Records drawn from a dataset:
..............................
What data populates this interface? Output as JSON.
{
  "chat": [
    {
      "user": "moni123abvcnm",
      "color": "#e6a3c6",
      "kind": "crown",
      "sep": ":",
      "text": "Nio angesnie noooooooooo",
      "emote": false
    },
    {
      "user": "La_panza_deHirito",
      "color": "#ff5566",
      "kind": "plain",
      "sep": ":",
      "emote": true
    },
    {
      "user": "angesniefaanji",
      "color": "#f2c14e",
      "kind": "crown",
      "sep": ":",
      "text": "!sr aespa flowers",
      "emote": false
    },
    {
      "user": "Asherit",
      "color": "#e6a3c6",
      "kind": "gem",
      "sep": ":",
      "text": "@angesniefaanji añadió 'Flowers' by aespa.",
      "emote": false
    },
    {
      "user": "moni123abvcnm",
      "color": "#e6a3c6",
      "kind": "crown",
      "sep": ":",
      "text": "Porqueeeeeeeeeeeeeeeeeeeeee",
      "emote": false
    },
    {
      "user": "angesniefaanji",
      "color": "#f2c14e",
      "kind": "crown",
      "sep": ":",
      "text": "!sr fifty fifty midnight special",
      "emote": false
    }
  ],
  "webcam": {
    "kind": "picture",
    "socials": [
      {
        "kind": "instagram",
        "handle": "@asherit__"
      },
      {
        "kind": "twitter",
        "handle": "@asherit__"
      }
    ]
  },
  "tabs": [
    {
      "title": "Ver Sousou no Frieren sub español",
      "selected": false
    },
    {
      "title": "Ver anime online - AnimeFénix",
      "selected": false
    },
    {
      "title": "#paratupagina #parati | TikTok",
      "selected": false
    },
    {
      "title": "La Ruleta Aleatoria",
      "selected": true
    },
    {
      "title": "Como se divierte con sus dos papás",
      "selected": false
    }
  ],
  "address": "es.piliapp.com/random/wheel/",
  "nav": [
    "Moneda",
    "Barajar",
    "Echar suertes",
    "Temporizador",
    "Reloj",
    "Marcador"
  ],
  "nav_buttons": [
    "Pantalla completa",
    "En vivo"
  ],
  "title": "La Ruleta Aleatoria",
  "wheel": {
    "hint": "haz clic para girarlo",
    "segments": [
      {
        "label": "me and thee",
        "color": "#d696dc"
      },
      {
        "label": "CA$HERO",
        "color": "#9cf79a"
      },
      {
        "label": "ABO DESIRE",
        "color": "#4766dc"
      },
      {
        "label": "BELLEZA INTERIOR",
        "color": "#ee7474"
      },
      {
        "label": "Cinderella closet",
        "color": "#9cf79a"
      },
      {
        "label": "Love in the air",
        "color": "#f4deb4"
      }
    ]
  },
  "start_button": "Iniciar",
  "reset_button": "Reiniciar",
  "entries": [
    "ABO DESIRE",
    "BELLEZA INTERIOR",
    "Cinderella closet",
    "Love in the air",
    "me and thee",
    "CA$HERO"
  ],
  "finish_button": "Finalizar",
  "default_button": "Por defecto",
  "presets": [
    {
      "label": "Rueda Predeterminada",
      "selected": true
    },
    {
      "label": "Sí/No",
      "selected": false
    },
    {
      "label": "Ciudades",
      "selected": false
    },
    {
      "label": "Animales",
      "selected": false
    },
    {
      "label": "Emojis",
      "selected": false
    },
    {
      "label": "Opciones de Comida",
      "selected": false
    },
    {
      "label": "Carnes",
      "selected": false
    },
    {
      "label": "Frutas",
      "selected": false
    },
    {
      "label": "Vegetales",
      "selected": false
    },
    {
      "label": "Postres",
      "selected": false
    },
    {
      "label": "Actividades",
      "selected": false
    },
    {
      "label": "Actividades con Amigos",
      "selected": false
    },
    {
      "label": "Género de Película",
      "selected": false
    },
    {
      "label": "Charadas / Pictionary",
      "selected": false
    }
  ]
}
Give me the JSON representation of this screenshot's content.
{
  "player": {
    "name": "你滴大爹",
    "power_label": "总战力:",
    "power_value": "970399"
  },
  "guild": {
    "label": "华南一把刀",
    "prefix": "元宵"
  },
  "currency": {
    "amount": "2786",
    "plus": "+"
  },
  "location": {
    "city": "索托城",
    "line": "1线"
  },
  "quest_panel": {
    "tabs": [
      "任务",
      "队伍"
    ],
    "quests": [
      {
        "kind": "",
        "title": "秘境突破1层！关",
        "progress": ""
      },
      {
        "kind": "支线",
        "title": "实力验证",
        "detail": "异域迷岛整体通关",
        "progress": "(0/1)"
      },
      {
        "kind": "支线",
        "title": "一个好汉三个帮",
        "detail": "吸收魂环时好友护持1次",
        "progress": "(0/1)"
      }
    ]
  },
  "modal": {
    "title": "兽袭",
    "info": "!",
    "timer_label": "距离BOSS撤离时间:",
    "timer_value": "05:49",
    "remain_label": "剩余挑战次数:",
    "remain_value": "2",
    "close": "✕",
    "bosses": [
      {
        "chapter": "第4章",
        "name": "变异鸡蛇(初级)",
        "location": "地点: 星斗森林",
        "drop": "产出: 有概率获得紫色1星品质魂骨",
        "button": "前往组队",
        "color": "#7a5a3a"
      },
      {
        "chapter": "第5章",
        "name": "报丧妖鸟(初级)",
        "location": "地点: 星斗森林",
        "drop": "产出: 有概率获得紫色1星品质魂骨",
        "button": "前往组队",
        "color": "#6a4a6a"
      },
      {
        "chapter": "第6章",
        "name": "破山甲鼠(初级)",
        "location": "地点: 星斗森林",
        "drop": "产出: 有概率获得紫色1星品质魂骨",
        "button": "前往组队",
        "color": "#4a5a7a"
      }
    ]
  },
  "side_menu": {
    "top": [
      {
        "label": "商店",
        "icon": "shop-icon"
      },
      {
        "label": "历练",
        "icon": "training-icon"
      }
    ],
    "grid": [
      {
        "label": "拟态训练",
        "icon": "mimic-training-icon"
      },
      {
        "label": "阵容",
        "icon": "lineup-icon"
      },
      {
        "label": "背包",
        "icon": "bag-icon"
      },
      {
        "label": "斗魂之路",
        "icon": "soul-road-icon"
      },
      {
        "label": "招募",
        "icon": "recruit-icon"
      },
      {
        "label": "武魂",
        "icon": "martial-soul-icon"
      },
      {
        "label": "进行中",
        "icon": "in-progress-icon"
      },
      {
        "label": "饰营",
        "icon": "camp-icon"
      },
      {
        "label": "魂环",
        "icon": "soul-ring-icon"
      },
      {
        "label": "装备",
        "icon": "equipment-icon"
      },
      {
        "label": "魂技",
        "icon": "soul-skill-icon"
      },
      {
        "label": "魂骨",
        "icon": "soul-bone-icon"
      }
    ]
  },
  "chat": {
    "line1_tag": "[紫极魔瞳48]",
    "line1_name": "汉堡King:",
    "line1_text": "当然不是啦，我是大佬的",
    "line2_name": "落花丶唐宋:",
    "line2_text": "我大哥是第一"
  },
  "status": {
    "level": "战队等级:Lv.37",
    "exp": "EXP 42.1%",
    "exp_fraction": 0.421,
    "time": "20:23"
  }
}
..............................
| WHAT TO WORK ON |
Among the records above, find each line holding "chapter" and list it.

| OUTPUT |
        "chapter": "第4章",
        "chapter": "第5章",
        "chapter": "第6章",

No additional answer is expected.